Prime Minister Imran Khan is speaking at an event at the Council on Foreign Relations (CFR) think tank in New York.
The premier is in a conversation with Richard N. Haass, the president of CFR. He will discuss the current state of Pakistan and relationship with US, India, Afghanistan, and current situation of occupied Kashmir
The conversation began with Prime Minister Imran stating that his experience as a cricket star had taught him the precious lesson of “how to fight” and deal with difficulties.
Questioned why Pakistan frequently has to turn to the International Monetary Fund (IMF) for financial assistance, the PM said: “The moment you have a deficit, whether it is current account or financial debt, means you are not managing your economy properly.
This inability of successive governments to manage our economy is why we keep lining up with the IMF.”
He said his government had inherited “the biggest current account debt” in Pakistan’s history and “so the first year has been a real struggle.”
“I am proud to announce that we have cut down this debt almost by 70 percent. We presently have an economy which is moving in the right direction,” PM stated.
He stated when his party came into power last year, Pakistan found itself to be in probably “the worst economic situation” and it was China that came to the country’s help “when we were at the rock bottom”.

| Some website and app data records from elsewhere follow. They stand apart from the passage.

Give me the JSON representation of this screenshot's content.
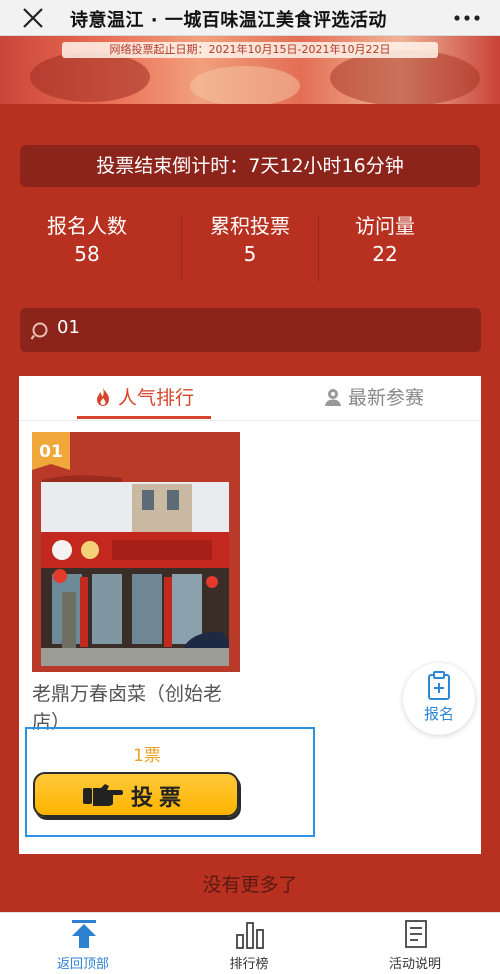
{
  "header": {
    "title": "诗意温江 · 一城百味温江美食评选活动"
  },
  "banner": {
    "dateline": "网络投票起止日期：2021年10月15日-2021年10月22日"
  },
  "countdown": {
    "text": "投票结束倒计时：7天12小时16分钟"
  },
  "stats": [
    {
      "label": "报名人数",
      "value": "58"
    },
    {
      "label": "累积投票",
      "value": "5"
    },
    {
      "label": "访问量",
      "value": "22"
    }
  ],
  "search": {
    "value": "01"
  },
  "tabs": [
    {
      "label": "人气排行",
      "icon": "flame-icon",
      "active": true
    },
    {
      "label": "最新参赛",
      "icon": "person-icon",
      "active": false
    }
  ],
  "entries": [
    {
      "rank": "01",
      "name": "老鼎万春卤菜（创始老店）",
      "votes": "1票",
      "vote_button": "投票"
    }
  ],
  "float_button": {
    "label": "报名"
  },
  "list_end": "没有更多了",
  "bottom_nav": [
    {
      "label": "返回顶部",
      "icon": "arrow-up-icon"
    },
    {
      "label": "排行榜",
      "icon": "bar-chart-icon"
    },
    {
      "label": "活动说明",
      "icon": "document-icon"
    }
  ],
  "colors": {
    "page_bg": "#b8301f",
    "accent_red": "#d6452b",
    "vote_yellow": "#ffb400",
    "link_blue": "#2e80d0"
  }
}
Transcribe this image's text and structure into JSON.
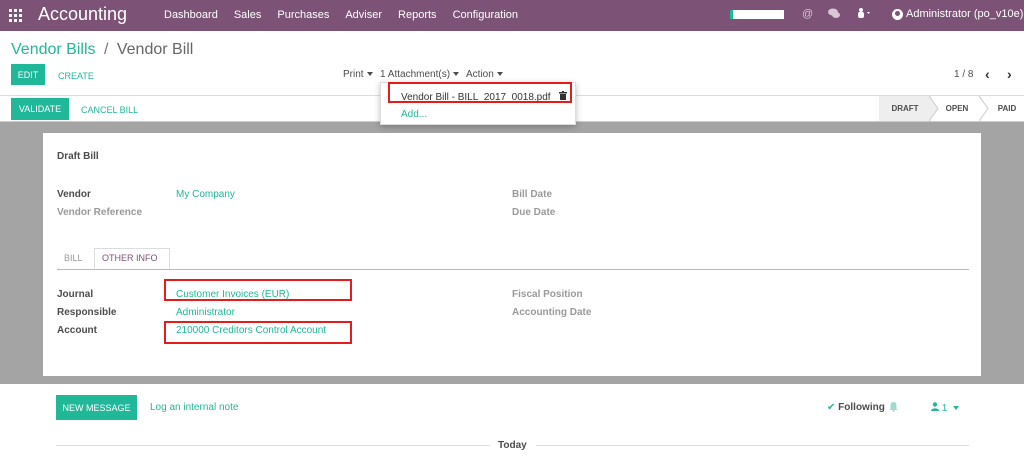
{
  "navbar": {
    "app_title": "Accounting",
    "menu": [
      "Dashboard",
      "Sales",
      "Purchases",
      "Adviser",
      "Reports",
      "Configuration"
    ],
    "user": "Administrator (po_v10e)",
    "icons": [
      "apps-grid-icon",
      "at-icon",
      "chat-icon",
      "bug-icon"
    ]
  },
  "breadcrumb": {
    "parent": "Vendor Bills",
    "separator": "/",
    "current": "Vendor Bill"
  },
  "buttons": {
    "edit": "EDIT",
    "create": "CREATE",
    "validate": "VALIDATE",
    "cancel_bill": "CANCEL BILL"
  },
  "sidebar": {
    "print": "Print",
    "attachments": "1 Attachment(s)",
    "action": "Action"
  },
  "pager": {
    "value": "1 / 8",
    "prev": "‹",
    "next": "›"
  },
  "attachment_dropdown": {
    "file": "Vendor Bill - BILL_2017_0018.pdf",
    "add": "Add..."
  },
  "statusbar": {
    "stages": [
      "DRAFT",
      "OPEN",
      "PAID"
    ],
    "active": "DRAFT"
  },
  "sheet": {
    "title": "Draft Bill",
    "vendor_label": "Vendor",
    "vendor_value": "My Company",
    "vendor_ref_label": "Vendor Reference",
    "bill_date_label": "Bill Date",
    "due_date_label": "Due Date",
    "tabs": [
      "BILL",
      "OTHER INFO"
    ],
    "active_tab": "OTHER INFO",
    "journal_label": "Journal",
    "journal_value": "Customer Invoices (EUR)",
    "responsible_label": "Responsible",
    "responsible_value": "Administrator",
    "account_label": "Account",
    "account_value": "210000 Creditors Control Account",
    "fiscal_position_label": "Fiscal Position",
    "accounting_date_label": "Accounting Date"
  },
  "chatter": {
    "new_message": "NEW MESSAGE",
    "log_note": "Log an internal note",
    "following": "Following",
    "followers_count": "1",
    "today": "Today"
  },
  "colors": {
    "navbar": "#7c5276",
    "accent": "#21b799",
    "highlight": "#e41c1c"
  }
}
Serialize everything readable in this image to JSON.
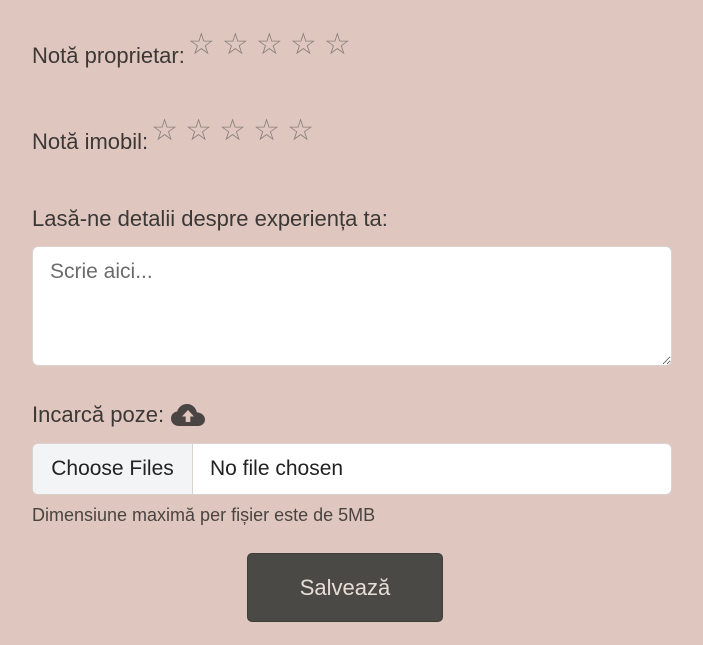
{
  "ratings": {
    "owner": {
      "label": "Notă proprietar:",
      "stars": [
        "☆",
        "☆",
        "☆",
        "☆",
        "☆"
      ],
      "value": 0,
      "max": 5
    },
    "property": {
      "label": "Notă imobil:",
      "stars": [
        "☆",
        "☆",
        "☆",
        "☆",
        "☆"
      ],
      "value": 0,
      "max": 5
    }
  },
  "details": {
    "label": "Lasă-ne detalii despre experiența ta:",
    "placeholder": "Scrie aici...",
    "value": ""
  },
  "upload": {
    "label": "Incarcă poze:",
    "icon": "cloud-upload-icon",
    "button_label": "Choose Files",
    "status": "No file chosen",
    "hint": "Dimensiune maximă per fișier este de 5MB"
  },
  "submit": {
    "label": "Salvează"
  },
  "colors": {
    "background": "#dfc7bf",
    "button": "#4b4946",
    "star": "#8a7f7b"
  }
}
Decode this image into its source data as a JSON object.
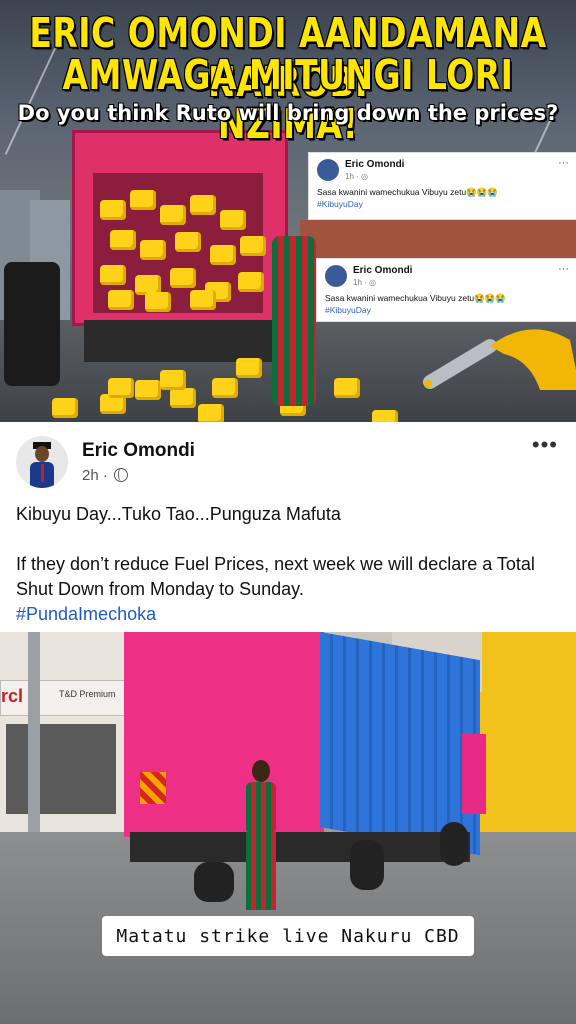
{
  "banner": {
    "headline_line1": "ERIC OMONDI AANDAMANA NAIROBI",
    "headline_line2": "AMWAGA MITUNGI LORI NZIMA!",
    "subheadline": "Do you think Ruto will bring down the prices?",
    "cards": [
      {
        "name": "Eric Omondi",
        "meta": "1h · ",
        "text": "Sasa kwanini wamechukua Vibuyu zetu😭😭😭",
        "hashtag": "#KibuyuDay",
        "more": "···"
      },
      {
        "name": "Eric Omondi",
        "meta": "1h · ",
        "text": "Sasa kwanini wamechukua Vibuyu zetu😭😭😭",
        "hashtag": "#KibuyuDay",
        "more": "···"
      }
    ]
  },
  "post": {
    "author": "Eric Omondi",
    "time": "2h · ",
    "more": "•••",
    "line1": "Kibuyu Day...Tuko Tao...Punguza Mafuta",
    "line2": "If they don’t reduce Fuel Prices, next week we will declare a Total Shut Down from Monday to Sunday.",
    "hashtag": "#PundaImechoka"
  },
  "video": {
    "caption": "Matatu strike live Nakuru CBD",
    "sign_brand": "rcl",
    "sign_text": "T&D Premium"
  },
  "colors": {
    "headline_yellow": "#ffe600",
    "hashtag_blue": "#1f5cbf",
    "truck_pink": "#ee2f86",
    "truck_blue": "#2f74d8"
  }
}
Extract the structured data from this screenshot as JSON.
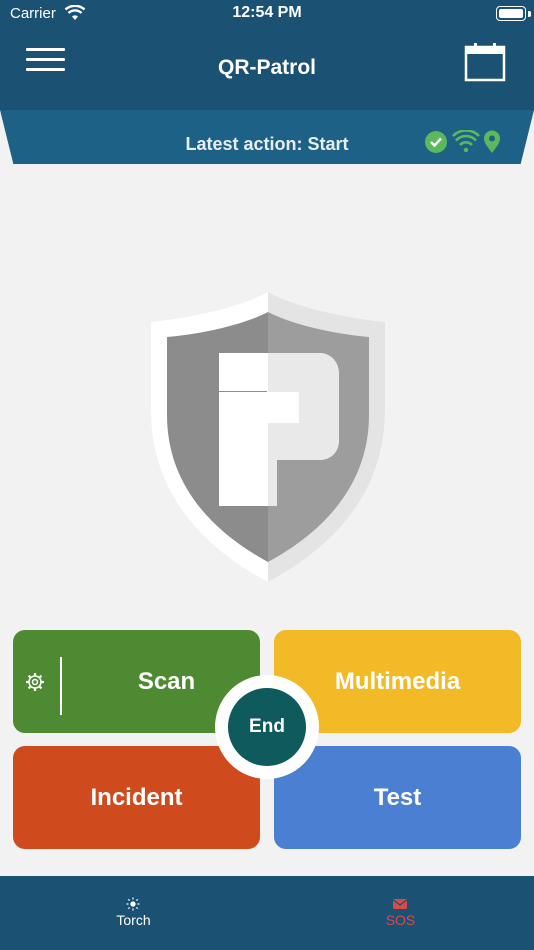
{
  "status_bar": {
    "carrier": "Carrier",
    "time": "12:54 PM",
    "battery_level": 1.0
  },
  "header": {
    "title": "QR-Patrol",
    "menu_icon": "hamburger-menu-icon",
    "calendar_icon": "calendar-icon"
  },
  "banner": {
    "text": "Latest action: Start",
    "status_icons": [
      "check-circle-icon",
      "wifi-icon",
      "location-pin-icon"
    ],
    "status_color": "#5cb85c"
  },
  "actions": {
    "scan_label": "Scan",
    "multimedia_label": "Multimedia",
    "incident_label": "Incident",
    "test_label": "Test",
    "end_label": "End"
  },
  "tabbar": {
    "torch_label": "Torch",
    "sos_label": "SOS",
    "torch_icon": "sun-icon",
    "sos_icon": "envelope-icon"
  },
  "colors": {
    "header_bg": "#1b5273",
    "banner_bg": "#1d6286",
    "scan": "#4d8a32",
    "multimedia": "#f2ba26",
    "incident": "#cf4b1e",
    "test": "#4a7fd1",
    "end": "#0f5a5d",
    "sos": "#d94b4b"
  }
}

“We were staring at a default,” the prime minister Imran Khan said, adding that China along with Saudi Arabia and the UAE had provided funds to gripe up Pakistan’s foreign trade stocks.
PM said, this country now has the chance to get Chinese businesses to relocate to Pakistan and bring in technology. “China has given us a great opportunity to lift ourselves from where we are right now,” PM replied.
Responding a question about former US defense secretary James Mattis’ remark that he thought Pakistan to be “the most dangerous” among all countries he had dealt with.
Prime Minister Imran answered: “I do not think James Mattis fully understands why Pakistan became radicalized.
“In the 1980s, when the Soviets invaded Afghanistan, Pakistan, helped by the United States, organized the resistance to the Soviets. Also, the resistance was organized by the Pakistani ISI (Inter-Services Intelligence) training these militants who were invited from all over the Muslim world to do jihad against the Soviet Union.
“Then comes 9/11, and Pakistan again joins the US in the war on terror and now we are required to go after these groups as terrorists. They were indoctrinated that fighting foreign occupation in jihad but now when the US arrived in Afghanistan, it was supposed to be terrorism.
“So Pakistan took a real battering in this,” he said, adding that Pakistan should have stayed neutral in the conflict.
“Pakistan by joining the US after 9/11 committed one of the biggest blunders,” he said.
Prime Minister Imran is on a seven-day visit to the United States to attend the 74th session of the United Nations General Assembly opening on September 24.